WHAT IS BEING ASKED
Should a line in the entries below contain "body", return that line.

DATASET RECORDS

========================

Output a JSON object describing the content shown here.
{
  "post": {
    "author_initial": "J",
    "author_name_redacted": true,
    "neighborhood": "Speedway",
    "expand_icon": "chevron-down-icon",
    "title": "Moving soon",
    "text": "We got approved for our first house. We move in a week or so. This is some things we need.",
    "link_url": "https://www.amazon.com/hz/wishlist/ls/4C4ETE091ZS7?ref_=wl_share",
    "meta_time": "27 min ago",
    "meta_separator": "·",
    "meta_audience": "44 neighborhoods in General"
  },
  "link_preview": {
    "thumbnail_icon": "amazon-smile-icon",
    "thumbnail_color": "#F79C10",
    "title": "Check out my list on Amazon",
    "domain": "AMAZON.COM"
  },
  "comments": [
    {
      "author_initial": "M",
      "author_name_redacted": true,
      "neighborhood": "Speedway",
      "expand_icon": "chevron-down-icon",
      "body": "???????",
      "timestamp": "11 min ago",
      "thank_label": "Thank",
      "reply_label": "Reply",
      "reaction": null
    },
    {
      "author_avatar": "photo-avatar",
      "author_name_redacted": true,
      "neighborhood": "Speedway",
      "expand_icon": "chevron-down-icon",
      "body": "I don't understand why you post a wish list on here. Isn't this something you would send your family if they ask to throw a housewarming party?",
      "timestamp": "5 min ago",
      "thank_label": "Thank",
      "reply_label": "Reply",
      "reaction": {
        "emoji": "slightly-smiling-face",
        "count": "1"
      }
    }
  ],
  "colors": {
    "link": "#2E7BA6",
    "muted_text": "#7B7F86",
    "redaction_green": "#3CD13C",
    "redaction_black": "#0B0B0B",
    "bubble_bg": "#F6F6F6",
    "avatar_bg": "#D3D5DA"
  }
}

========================

RESPONSE TO THE TASK
      "body": "???????",
      "body": "I don't understand why you post a wish list on here. Isn't this something you would send your family if they ask to throw a housewarming party?",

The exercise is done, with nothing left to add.